His final words before the first migration of Jama’at Ahmadiyya will never fail to melt the hearts of Ahmadis of every generation. Before departing, the beloved Imam of the Ahmadiyya Community, Hazrat Mirza Bashiruddin Mahmood Ahmadra, faced Qadian one last time. With a heavy heart, he announced,

‘The trauma of losing Qadian (as headquarters) is certainly heavy on every heart today. It is a great shock for me as well. However, leaving Qadian, I have vowed that I shall not grieve over this…this is not a time for crying, but a time for work. Hence, I have strictly fulfilled this oath. Sometimes it feels as though my heart will break into pieces. However, if I have made this resolve, then why should I dilute this determination with tears?

We shall hold back our tears until the day that we take back Qadian as our headquarters once again.’[11]


[1] Malik Ghulam Farid, The Holy Qur’an with English Translation and Short Commentary, 4:101 (Qadian, India: Nazarat Nashr-o-Isha’at, 2017), 300.

[2] Badr Newspaper, December 1905, 2. Taken from Dost Muhammad Shahid, Tarikh-e-Ahmadiyyat Vol. 9, (Amritsar, India: Nazarat Nashr-o-Isha’at, Printwell, 2000), 716-17.

[3] Dost Muhammad Shahid, Tarikh-e-Ahmadiyyat Vol. 9 (Amritsar, India: Nazarat Nashr-o-Isha’at, Printwell, 2000), 745-46.

* The days in which the community was compelled to leave India were dangerous for Muslims in general, but particularly perilous for Ahmadi Muslims, especially the head of the community at the time, Mirza Bashiruddin Mahmoodra, the second Khalifah of the Ahmadiyya Community.

[4] Ibid.

[5] Ibid.

[6] Dost Muhammad Shahid, Tarikh-e-Ahmadiyyat Vol. 9 (Amritsar, India: Nazarat Nashr-o-Isha’at, Printwell, 2000), 747.

[7] Ibid.

[8] Dost Muhammad Shahid, Tarikh-e-Ahmadiyyat Vol. 9 (Amritsar, India: Nazarat Nashr-o-Isha’at, Printwell, 2000), 746-47.

[9] Ibid.

[10] Dost Muhammad Shahid, Tarikh-e-Ahmadiyyat Vol. 9 (Amritsar, India: Nazarat Nashr-o-Isha’at, Printwell, 2000), 747-48.

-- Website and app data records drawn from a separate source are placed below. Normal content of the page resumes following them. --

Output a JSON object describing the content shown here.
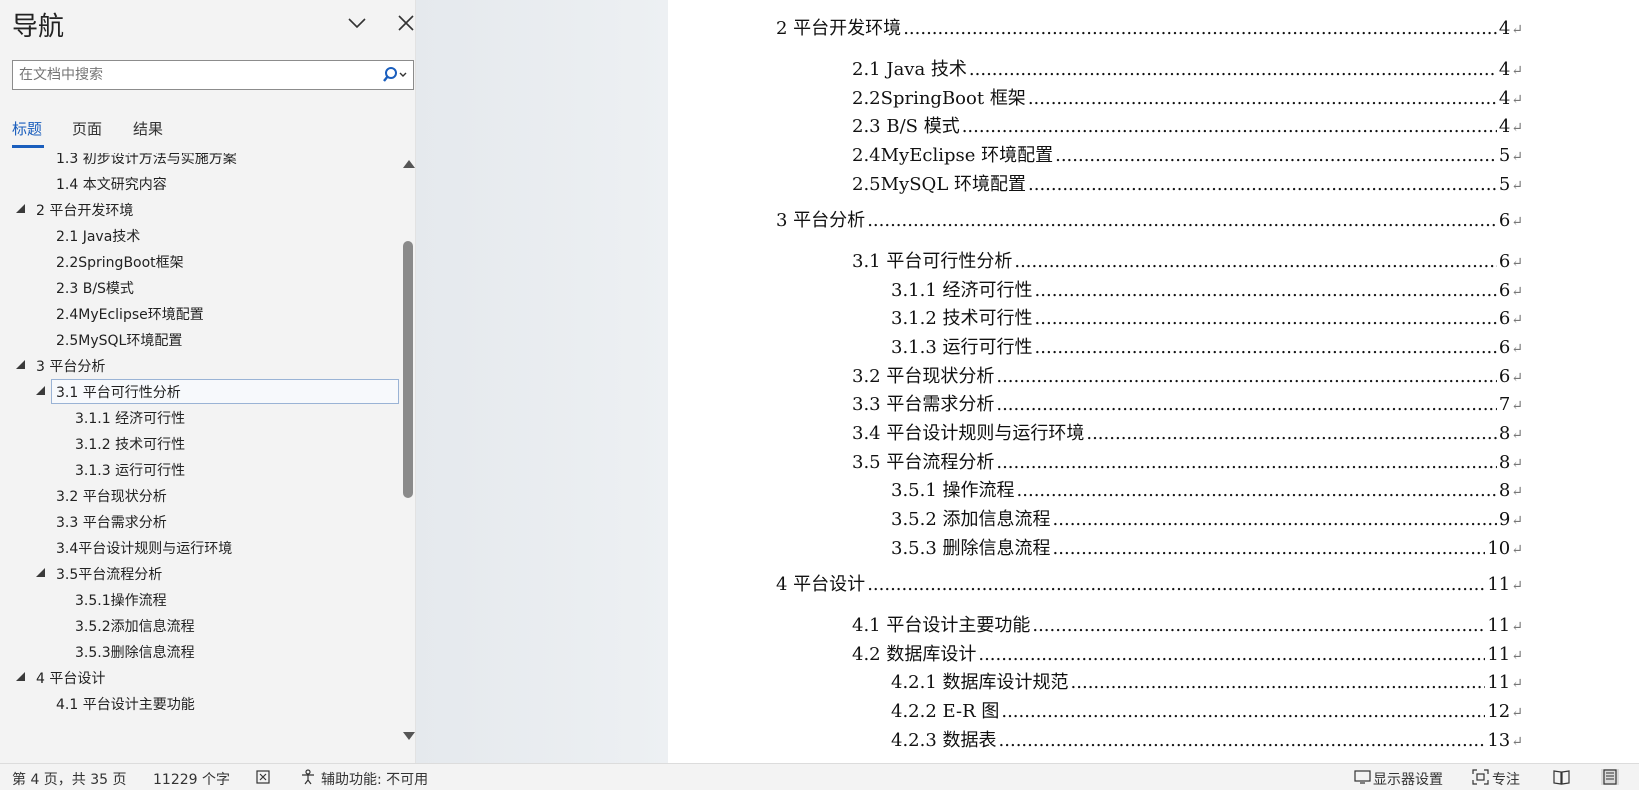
{
  "nav": {
    "title": "导航",
    "search_placeholder": "在文档中搜索",
    "tabs": [
      {
        "label": "标题",
        "active": true
      },
      {
        "label": "页面",
        "active": false
      },
      {
        "label": "结果",
        "active": false
      }
    ],
    "tree": [
      {
        "label": "1.3 初步设计方法与实施方案",
        "level": 2,
        "expander": false
      },
      {
        "label": "1.4 本文研究内容",
        "level": 2,
        "expander": false
      },
      {
        "label": "2 平台开发环境",
        "level": 1,
        "expander": true
      },
      {
        "label": "2.1 Java技术",
        "level": 2,
        "expander": false
      },
      {
        "label": "2.2SpringBoot框架",
        "level": 2,
        "expander": false
      },
      {
        "label": "2.3 B/S模式",
        "level": 2,
        "expander": false
      },
      {
        "label": "2.4MyEclipse环境配置",
        "level": 2,
        "expander": false
      },
      {
        "label": "2.5MySQL环境配置",
        "level": 2,
        "expander": false
      },
      {
        "label": "3 平台分析",
        "level": 1,
        "expander": true
      },
      {
        "label": "3.1 平台可行性分析",
        "level": 2,
        "expander": true,
        "selected": true
      },
      {
        "label": "3.1.1 经济可行性",
        "level": 3,
        "expander": false
      },
      {
        "label": "3.1.2 技术可行性",
        "level": 3,
        "expander": false
      },
      {
        "label": "3.1.3 运行可行性",
        "level": 3,
        "expander": false
      },
      {
        "label": "3.2 平台现状分析",
        "level": 2,
        "expander": false
      },
      {
        "label": "3.3 平台需求分析",
        "level": 2,
        "expander": false
      },
      {
        "label": "3.4平台设计规则与运行环境",
        "level": 2,
        "expander": false
      },
      {
        "label": "3.5平台流程分析",
        "level": 2,
        "expander": true
      },
      {
        "label": "3.5.1操作流程",
        "level": 3,
        "expander": false
      },
      {
        "label": "3.5.2添加信息流程",
        "level": 3,
        "expander": false
      },
      {
        "label": "3.5.3删除信息流程",
        "level": 3,
        "expander": false
      },
      {
        "label": "4 平台设计",
        "level": 1,
        "expander": true
      },
      {
        "label": "4.1 平台设计主要功能",
        "level": 2,
        "expander": false
      }
    ]
  },
  "document": {
    "toc": [
      {
        "title": "2  平台开发环境",
        "page": "4",
        "level": 1
      },
      {
        "title": "2.1 Java 技术",
        "page": "4",
        "level": 2
      },
      {
        "title": "2.2SpringBoot 框架",
        "page": "4",
        "level": 2
      },
      {
        "title": "2.3 B/S 模式",
        "page": "4",
        "level": 2
      },
      {
        "title": "2.4MyEclipse 环境配置",
        "page": "5",
        "level": 2
      },
      {
        "title": "2.5MySQL 环境配置",
        "page": "5",
        "level": 2
      },
      {
        "title": "3  平台分析",
        "page": "6",
        "level": 1
      },
      {
        "title": "3.1  平台可行性分析",
        "page": "6",
        "level": 2
      },
      {
        "title": "3.1.1  经济可行性",
        "page": "6",
        "level": 3
      },
      {
        "title": "3.1.2  技术可行性",
        "page": "6",
        "level": 3
      },
      {
        "title": "3.1.3  运行可行性",
        "page": "6",
        "level": 3
      },
      {
        "title": "3.2  平台现状分析",
        "page": "6",
        "level": 2
      },
      {
        "title": "3.3  平台需求分析",
        "page": "7",
        "level": 2
      },
      {
        "title": "3.4 平台设计规则与运行环境",
        "page": "8",
        "level": 2
      },
      {
        "title": "3.5 平台流程分析",
        "page": "8",
        "level": 2
      },
      {
        "title": "3.5.1 操作流程",
        "page": "8",
        "level": 3
      },
      {
        "title": "3.5.2 添加信息流程",
        "page": "9",
        "level": 3
      },
      {
        "title": "3.5.3 删除信息流程",
        "page": "10",
        "level": 3
      },
      {
        "title": "4  平台设计",
        "page": "11",
        "level": 1
      },
      {
        "title": "4.1  平台设计主要功能",
        "page": "11",
        "level": 2
      },
      {
        "title": "4.2  数据库设计",
        "page": "11",
        "level": 2
      },
      {
        "title": "4.2.1  数据库设计规范",
        "page": "11",
        "level": 3
      },
      {
        "title": "4.2.2 E-R 图",
        "page": "12",
        "level": 3
      },
      {
        "title": "4.2.3  数据表",
        "page": "13",
        "level": 3
      }
    ]
  },
  "status": {
    "page_info": "第 4 页，共 35 页",
    "word_count": "11229 个字",
    "accessibility": "辅助功能: 不可用",
    "display_settings": "显示器设置",
    "focus": "专注"
  },
  "colors": {
    "accent": "#1a5ebd"
  }
}
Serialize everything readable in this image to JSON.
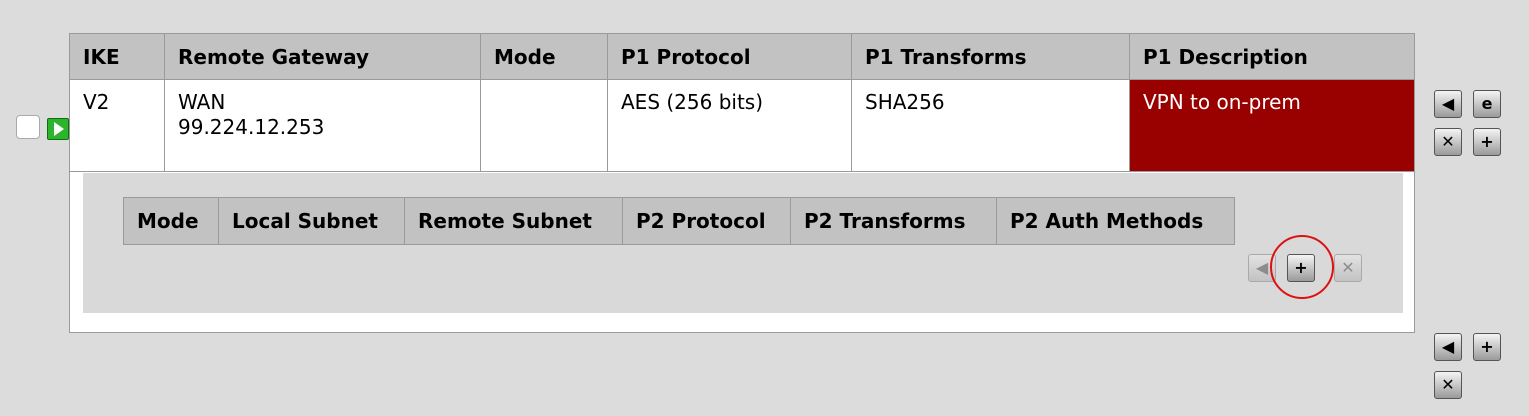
{
  "phase1": {
    "headers": [
      "IKE",
      "Remote Gateway",
      "Mode",
      "P1 Protocol",
      "P1 Transforms",
      "P1 Description"
    ],
    "row": {
      "ike": "V2",
      "gateway_interface": "WAN",
      "gateway_ip": "99.224.12.253",
      "mode": "",
      "protocol": "AES (256 bits)",
      "transforms": "SHA256",
      "description": "VPN to on-prem"
    },
    "row_actions": {
      "move": "◀",
      "edit": "e",
      "delete": "✕",
      "add": "+"
    }
  },
  "phase2": {
    "headers": [
      "Mode",
      "Local Subnet",
      "Remote Subnet",
      "P2 Protocol",
      "P2 Transforms",
      "P2 Auth Methods"
    ],
    "actions": {
      "move": "◀",
      "add": "+",
      "delete": "✕"
    }
  },
  "footer_actions": {
    "move": "◀",
    "add": "+",
    "delete": "✕"
  },
  "colors": {
    "background": "#dcdcdc",
    "header": "#c2c2c2",
    "description_highlight": "#990000",
    "enabled_indicator": "#2cb52c",
    "annotation_circle": "#dd1111"
  }
}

[11] Al-Fazl, June 5th, 1949, pgs. 4-5, Column 1-4, taken from Dost Muhammad Shahid, Tarikh-e-Ahmadiyyat Vol. 10 (Amritsar, India: Nazarat Nashr-o-Isha’at, Printwell, 2000), 5.